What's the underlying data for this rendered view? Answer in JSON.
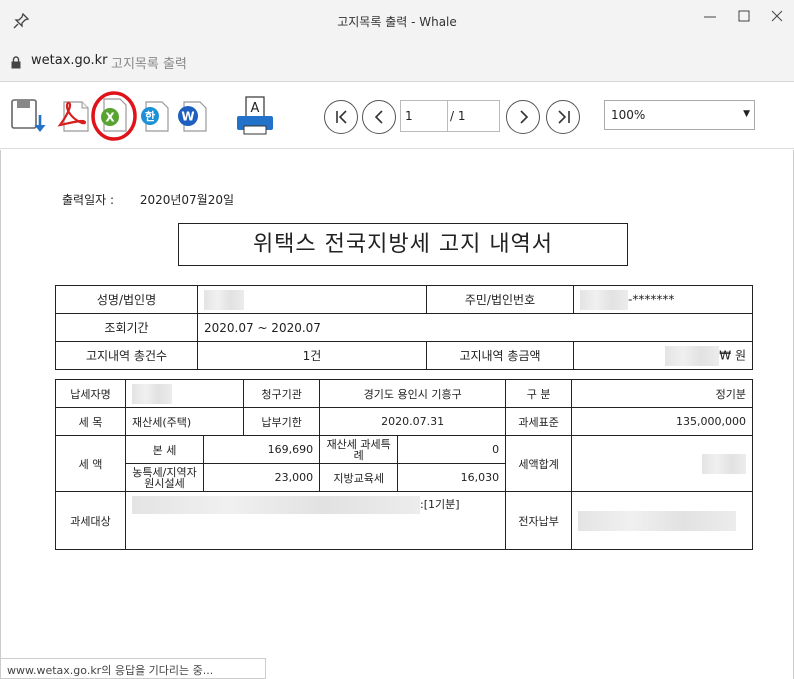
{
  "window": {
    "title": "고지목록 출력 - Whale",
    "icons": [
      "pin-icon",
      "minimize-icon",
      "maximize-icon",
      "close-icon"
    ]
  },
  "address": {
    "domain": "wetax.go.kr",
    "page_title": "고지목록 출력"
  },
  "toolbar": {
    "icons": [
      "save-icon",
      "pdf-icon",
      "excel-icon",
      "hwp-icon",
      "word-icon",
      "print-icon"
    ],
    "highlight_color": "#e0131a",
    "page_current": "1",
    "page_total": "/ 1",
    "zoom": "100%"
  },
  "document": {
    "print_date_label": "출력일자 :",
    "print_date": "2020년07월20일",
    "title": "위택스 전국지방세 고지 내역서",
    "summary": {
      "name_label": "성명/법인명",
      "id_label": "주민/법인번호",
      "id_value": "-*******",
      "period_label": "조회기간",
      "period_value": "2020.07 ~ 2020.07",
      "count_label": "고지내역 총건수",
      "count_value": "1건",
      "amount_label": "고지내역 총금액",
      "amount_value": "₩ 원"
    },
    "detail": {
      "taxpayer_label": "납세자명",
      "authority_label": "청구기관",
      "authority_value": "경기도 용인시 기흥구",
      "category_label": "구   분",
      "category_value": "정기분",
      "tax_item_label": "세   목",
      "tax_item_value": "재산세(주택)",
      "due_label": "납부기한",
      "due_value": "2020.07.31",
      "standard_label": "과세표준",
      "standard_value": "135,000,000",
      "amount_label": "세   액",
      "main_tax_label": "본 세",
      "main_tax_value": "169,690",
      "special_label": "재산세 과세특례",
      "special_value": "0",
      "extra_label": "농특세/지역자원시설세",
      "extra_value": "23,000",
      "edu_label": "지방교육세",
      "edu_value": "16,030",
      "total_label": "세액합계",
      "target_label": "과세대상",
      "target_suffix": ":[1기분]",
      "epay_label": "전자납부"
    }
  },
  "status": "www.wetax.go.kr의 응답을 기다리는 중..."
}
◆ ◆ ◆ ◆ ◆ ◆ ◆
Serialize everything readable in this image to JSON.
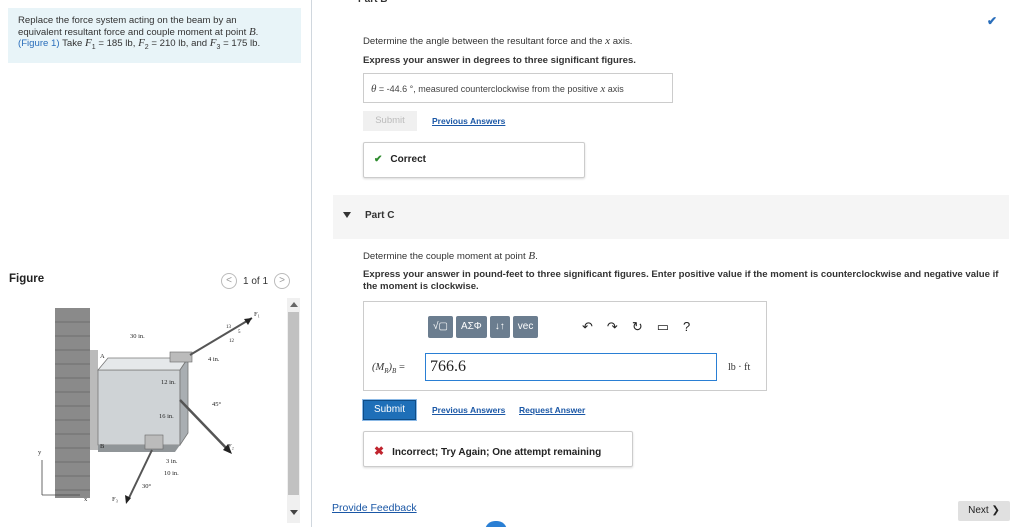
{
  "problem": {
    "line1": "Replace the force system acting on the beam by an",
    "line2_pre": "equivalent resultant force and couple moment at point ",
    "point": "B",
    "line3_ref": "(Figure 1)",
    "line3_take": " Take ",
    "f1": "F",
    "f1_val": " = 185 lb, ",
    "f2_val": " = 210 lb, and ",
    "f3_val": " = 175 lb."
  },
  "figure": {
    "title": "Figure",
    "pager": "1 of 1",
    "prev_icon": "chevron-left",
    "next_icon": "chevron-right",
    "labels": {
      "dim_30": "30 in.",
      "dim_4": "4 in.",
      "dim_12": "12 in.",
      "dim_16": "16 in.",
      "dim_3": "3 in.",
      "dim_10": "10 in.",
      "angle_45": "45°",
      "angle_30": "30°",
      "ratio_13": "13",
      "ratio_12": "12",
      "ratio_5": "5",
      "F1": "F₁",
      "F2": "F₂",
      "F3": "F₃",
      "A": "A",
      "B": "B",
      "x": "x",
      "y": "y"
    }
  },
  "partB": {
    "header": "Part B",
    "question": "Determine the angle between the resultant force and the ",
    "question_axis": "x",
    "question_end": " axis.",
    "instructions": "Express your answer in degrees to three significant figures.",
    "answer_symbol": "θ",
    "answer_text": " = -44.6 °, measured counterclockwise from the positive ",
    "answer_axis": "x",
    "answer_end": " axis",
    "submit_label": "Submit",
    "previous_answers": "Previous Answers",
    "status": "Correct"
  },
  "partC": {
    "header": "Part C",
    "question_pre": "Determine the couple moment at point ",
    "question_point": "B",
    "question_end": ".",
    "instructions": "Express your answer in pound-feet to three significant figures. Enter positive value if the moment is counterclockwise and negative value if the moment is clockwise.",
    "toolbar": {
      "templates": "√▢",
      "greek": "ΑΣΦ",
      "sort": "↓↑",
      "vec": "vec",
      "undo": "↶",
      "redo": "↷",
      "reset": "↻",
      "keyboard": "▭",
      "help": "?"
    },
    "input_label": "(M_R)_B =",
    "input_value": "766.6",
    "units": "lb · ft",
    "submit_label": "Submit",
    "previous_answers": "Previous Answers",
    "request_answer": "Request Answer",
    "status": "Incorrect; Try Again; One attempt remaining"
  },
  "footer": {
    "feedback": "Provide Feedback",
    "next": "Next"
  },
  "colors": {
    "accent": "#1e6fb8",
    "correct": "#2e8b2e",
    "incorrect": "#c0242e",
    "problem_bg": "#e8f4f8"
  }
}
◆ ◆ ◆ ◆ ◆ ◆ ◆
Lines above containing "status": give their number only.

3